◆ WHAT IS BEING ASKED ◆
Whenever a line in the material below includes "attributes", copy that line.

◆ TASK INPUTS ◆
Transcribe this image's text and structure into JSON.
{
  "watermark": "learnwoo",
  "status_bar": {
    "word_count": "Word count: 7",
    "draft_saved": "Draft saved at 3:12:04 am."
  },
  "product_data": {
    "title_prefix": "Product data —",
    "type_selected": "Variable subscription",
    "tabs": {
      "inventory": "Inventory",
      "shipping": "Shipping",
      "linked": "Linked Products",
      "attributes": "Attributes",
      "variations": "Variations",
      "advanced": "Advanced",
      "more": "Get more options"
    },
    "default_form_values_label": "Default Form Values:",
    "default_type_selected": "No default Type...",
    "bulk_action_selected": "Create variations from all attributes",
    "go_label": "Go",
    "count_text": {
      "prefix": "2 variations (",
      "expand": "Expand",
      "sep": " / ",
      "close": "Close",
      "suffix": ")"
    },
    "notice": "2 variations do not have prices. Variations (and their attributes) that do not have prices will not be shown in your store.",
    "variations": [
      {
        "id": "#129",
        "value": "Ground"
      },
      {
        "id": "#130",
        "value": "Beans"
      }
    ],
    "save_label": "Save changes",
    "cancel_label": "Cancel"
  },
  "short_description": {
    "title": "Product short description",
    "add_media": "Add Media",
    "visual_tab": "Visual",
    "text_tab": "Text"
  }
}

◆ EXPECTED ANSWER ◆
      "attributes": "Attributes",
    "bulk_action_selected": "Create variations from all attributes",
    "notice": "2 variations do not have prices. Variations (and their attributes) that do not have prices will not be shown in your store.",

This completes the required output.